|Production and revenue are in sync with depreciation.||This technique just evaluates usage. In actuality, various variables reduce asset value over time.|
|It enables businesses to depreciate assets at a faster rate when they are more productive or in use.||This procedure may result in two separate asset values (Depreciation and book value). This could cause confusion.|
Straight-line depreciation is the most straightforward method of calculating the depreciation in value of an asset over time. In the case of an asset, the straight-line basis is computed by dividing the difference between its purchase price and its estimated salvage value by the number of years the asset is expected to be used.
|This approach is appropriate for small businesses. Because this strategy is easy and simple, it is well suited to small businesses.||The depreciation charge from the asset is not invested outside the firm, hence no interest is earned.|
|By calculating the annual amount of depreciation by the entire number of years the asset is in use, the total amount of depreciation charge can be simply estimated.||This strategy is seen as unreasonable since it appears illogical to depreciate an asset at its original cost when the asset’s value decreases year after year.|
|This method is particularly effective for computing depreciation charges on lower-value items such as furniture and fixtures.||Compared to the early years of the asset’s existence, the late years have higher repair and maintenance expenditures. However, the depreciation fee is the same every year. This eventually put undue strain on the asset.|
|The straight-line method is the most straightforward way to calculate depreciation. This strategy is simple enough for a beginner to grasp. This method’s calculations are very easy and simple.||For an asset with a longer life and higher value, this is ineffective.|
|Assets can be totally written off using this strategy. Because depreciation is computed on the asset’s original cost at a constant rate in this method, the asset’s value is evenly spread out over its useful life.||This technique does not allow for asset replacement. The corporation keeps the depreciation fee for ordinary operations. The corporation must find funds to replace the asset.|
Straight-line Method—Best Method in Depreciation
The straight-line method is the most commonly used GAAP method for calculating depreciation.

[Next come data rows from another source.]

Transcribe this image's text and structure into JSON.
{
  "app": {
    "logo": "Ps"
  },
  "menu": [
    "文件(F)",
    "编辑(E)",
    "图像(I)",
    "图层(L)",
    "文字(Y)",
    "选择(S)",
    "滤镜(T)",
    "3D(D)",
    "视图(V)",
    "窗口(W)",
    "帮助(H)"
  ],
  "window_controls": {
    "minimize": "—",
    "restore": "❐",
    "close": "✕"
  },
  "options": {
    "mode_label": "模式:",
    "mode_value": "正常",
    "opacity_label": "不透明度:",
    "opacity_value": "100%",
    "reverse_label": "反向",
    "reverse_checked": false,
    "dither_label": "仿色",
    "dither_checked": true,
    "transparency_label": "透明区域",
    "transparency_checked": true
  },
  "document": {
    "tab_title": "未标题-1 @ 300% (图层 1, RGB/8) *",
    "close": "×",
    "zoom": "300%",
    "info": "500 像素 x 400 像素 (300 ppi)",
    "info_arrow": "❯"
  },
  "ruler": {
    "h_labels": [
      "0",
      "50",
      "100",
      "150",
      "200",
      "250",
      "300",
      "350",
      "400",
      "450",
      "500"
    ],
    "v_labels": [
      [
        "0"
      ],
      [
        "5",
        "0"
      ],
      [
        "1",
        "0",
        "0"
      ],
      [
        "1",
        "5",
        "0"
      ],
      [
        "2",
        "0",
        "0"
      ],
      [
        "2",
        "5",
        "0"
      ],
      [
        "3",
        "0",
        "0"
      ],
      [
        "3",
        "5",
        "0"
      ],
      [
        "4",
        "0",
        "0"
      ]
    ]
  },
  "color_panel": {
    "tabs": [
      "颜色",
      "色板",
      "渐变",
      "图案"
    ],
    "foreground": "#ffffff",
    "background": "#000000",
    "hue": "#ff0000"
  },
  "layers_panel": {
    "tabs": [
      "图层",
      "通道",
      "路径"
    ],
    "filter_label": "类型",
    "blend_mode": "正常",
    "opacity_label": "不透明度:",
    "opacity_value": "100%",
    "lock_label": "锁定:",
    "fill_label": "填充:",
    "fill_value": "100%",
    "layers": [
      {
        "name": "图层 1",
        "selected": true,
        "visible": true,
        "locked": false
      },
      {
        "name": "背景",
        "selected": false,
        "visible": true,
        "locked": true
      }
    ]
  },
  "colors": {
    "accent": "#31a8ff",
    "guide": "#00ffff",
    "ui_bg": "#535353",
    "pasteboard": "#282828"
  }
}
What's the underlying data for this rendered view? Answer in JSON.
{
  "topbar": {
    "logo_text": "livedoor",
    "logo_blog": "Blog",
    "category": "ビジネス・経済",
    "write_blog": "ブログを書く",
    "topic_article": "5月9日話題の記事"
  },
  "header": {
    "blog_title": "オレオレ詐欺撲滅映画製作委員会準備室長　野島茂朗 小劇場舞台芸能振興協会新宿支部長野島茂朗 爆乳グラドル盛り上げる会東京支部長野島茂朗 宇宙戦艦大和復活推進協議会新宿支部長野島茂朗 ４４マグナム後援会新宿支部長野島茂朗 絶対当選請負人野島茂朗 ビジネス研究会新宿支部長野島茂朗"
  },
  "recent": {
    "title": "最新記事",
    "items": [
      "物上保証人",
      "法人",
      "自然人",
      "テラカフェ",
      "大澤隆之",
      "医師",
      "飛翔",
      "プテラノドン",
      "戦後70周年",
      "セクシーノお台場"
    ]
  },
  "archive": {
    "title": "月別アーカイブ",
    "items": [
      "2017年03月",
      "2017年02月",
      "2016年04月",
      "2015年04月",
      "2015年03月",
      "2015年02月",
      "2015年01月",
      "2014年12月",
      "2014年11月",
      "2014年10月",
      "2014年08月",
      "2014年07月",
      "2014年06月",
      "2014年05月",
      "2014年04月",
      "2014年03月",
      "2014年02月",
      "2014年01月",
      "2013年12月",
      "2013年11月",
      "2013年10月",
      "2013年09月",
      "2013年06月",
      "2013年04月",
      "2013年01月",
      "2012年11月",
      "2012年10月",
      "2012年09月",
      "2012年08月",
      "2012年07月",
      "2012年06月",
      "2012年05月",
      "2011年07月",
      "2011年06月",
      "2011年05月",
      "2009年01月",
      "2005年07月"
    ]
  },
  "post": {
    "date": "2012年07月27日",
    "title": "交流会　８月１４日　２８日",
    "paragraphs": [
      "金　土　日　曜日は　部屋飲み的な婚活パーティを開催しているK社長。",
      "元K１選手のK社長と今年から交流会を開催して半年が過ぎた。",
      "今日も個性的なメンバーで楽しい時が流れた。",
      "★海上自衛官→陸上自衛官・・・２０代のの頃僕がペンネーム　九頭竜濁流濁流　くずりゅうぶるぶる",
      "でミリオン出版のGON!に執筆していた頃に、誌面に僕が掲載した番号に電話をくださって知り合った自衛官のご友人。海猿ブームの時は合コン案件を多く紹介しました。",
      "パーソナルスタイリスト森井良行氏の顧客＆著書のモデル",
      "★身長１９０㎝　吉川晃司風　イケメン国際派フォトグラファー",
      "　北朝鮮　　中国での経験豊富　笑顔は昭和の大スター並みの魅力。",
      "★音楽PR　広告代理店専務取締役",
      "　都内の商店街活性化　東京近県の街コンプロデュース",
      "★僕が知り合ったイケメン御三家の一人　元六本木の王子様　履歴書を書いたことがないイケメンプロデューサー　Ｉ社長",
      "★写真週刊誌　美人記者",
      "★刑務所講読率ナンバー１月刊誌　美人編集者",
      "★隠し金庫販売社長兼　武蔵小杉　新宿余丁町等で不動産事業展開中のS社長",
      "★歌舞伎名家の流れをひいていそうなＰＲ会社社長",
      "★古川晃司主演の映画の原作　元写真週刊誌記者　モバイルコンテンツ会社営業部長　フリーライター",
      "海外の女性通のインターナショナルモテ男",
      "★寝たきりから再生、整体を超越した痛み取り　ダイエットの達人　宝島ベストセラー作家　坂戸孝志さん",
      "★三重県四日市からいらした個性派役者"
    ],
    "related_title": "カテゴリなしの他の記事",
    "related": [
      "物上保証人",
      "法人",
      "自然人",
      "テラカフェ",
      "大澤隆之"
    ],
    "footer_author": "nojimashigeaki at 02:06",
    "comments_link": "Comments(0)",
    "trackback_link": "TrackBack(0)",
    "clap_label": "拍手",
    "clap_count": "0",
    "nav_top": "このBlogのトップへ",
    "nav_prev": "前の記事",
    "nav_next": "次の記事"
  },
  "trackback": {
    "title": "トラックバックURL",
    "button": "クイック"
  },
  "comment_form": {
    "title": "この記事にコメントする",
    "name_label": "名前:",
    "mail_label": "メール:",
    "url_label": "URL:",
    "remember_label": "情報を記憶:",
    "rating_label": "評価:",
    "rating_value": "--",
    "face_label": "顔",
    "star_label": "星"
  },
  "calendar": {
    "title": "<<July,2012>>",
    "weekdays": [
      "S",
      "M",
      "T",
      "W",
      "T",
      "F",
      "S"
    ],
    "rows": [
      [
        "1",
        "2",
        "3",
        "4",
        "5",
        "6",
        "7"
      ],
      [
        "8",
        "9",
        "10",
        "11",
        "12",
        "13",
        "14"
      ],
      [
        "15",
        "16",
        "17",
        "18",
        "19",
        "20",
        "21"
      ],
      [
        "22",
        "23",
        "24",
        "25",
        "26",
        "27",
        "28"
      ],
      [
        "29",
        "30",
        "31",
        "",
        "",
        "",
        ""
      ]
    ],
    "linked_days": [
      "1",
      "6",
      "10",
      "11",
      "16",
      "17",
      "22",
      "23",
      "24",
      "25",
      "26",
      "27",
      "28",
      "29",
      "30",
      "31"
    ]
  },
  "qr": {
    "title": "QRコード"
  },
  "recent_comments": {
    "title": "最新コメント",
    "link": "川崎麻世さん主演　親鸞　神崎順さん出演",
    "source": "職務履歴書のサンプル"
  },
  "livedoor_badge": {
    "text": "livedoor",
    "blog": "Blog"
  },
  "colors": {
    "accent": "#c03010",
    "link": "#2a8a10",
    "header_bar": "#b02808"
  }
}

This is also the most simple method for calculating depreciation. It produces fewer mistakes, is the most consistent procedure, and smoothly moves from company-prepared financial statements to tax returns.